Instructions for the task
Among the records below, find the lines with the word "Name" and copy them.

The records
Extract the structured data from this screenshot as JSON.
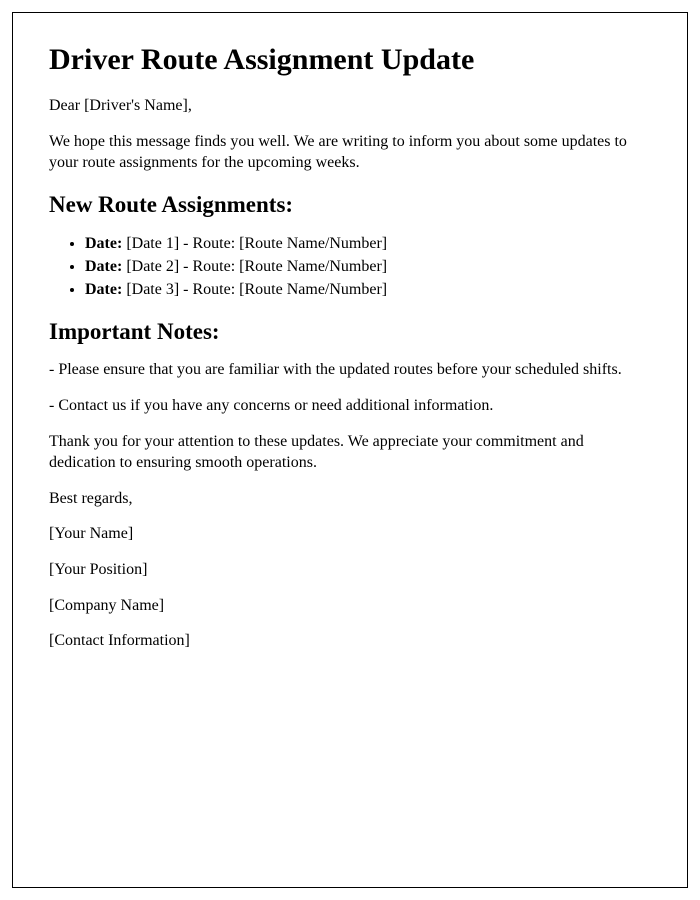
{
  "title": "Driver Route Assignment Update",
  "greeting": "Dear [Driver's Name],",
  "intro": "We hope this message finds you well. We are writing to inform you about some updates to your route assignments for the upcoming weeks.",
  "assignments_heading": "New Route Assignments:",
  "assignments": [
    {
      "label": "Date:",
      "text": " [Date 1] - Route: [Route Name/Number]"
    },
    {
      "label": "Date:",
      "text": " [Date 2] - Route: [Route Name/Number]"
    },
    {
      "label": "Date:",
      "text": " [Date 3] - Route: [Route Name/Number]"
    }
  ],
  "notes_heading": "Important Notes:",
  "note1": "- Please ensure that you are familiar with the updated routes before your scheduled shifts.",
  "note2": "- Contact us if you have any concerns or need additional information.",
  "thanks": "Thank you for your attention to these updates. We appreciate your commitment and dedication to ensuring smooth operations.",
  "signoff": "Best regards,",
  "sender_name": "[Your Name]",
  "sender_position": "[Your Position]",
  "company_name": "[Company Name]",
  "contact_info": "[Contact Information]"
}
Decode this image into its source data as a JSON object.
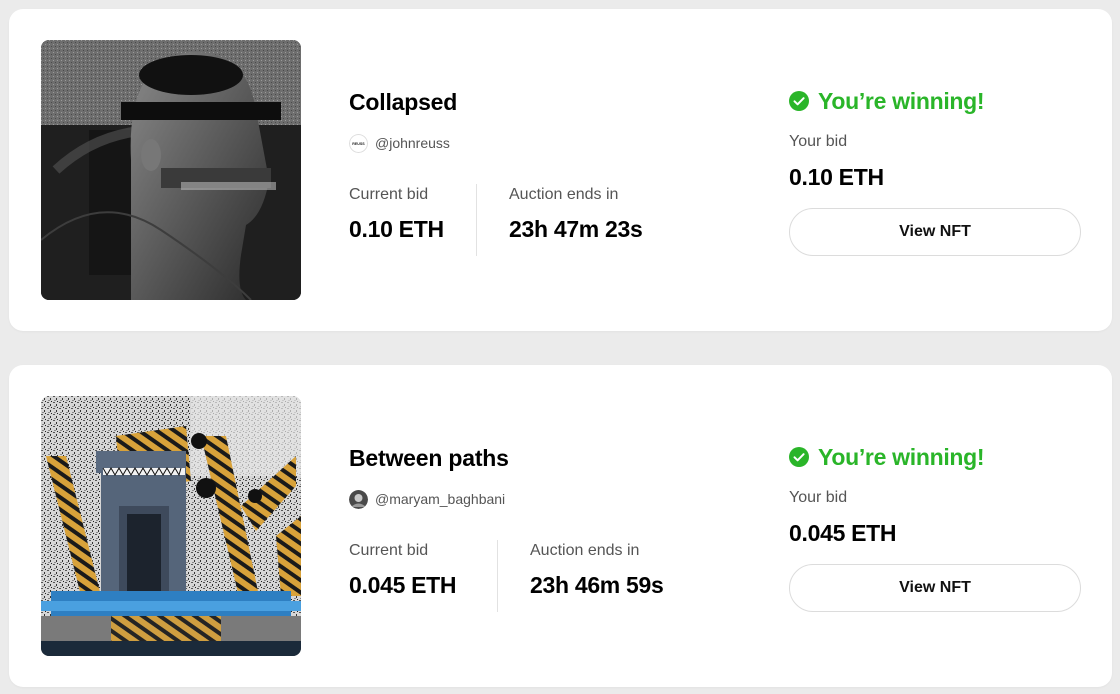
{
  "auctions": [
    {
      "title": "Collapsed",
      "creator_handle": "@johnreuss",
      "creator_avatar_text": "REUSS",
      "current_bid_label": "Current bid",
      "current_bid": "0.10 ETH",
      "auction_ends_label": "Auction ends in",
      "auction_ends": "23h 47m 23s",
      "status": "You’re winning!",
      "your_bid_label": "Your bid",
      "your_bid": "0.10 ETH",
      "view_button": "View NFT"
    },
    {
      "title": "Between paths",
      "creator_handle": "@maryam_baghbani",
      "current_bid_label": "Current bid",
      "current_bid": "0.045 ETH",
      "auction_ends_label": "Auction ends in",
      "auction_ends": "23h 46m 59s",
      "status": "You’re winning!",
      "your_bid_label": "Your bid",
      "your_bid": "0.045 ETH",
      "view_button": "View NFT"
    }
  ],
  "colors": {
    "winning_green": "#2ab529",
    "page_background": "#ebebeb",
    "card_background": "#ffffff"
  },
  "icons": [
    "check-circle-icon"
  ]
}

Exercise result
  "greeting": "Dear [Driver's Name],",
      "text": " [Date 1] - Route: [Route Name/Number]"
      "text": " [Date 2] - Route: [Route Name/Number]"
      "text": " [Date 3] - Route: [Route Name/Number]"
  "sender_name": "[Your Name]",
  "company_name": "[Company Name]",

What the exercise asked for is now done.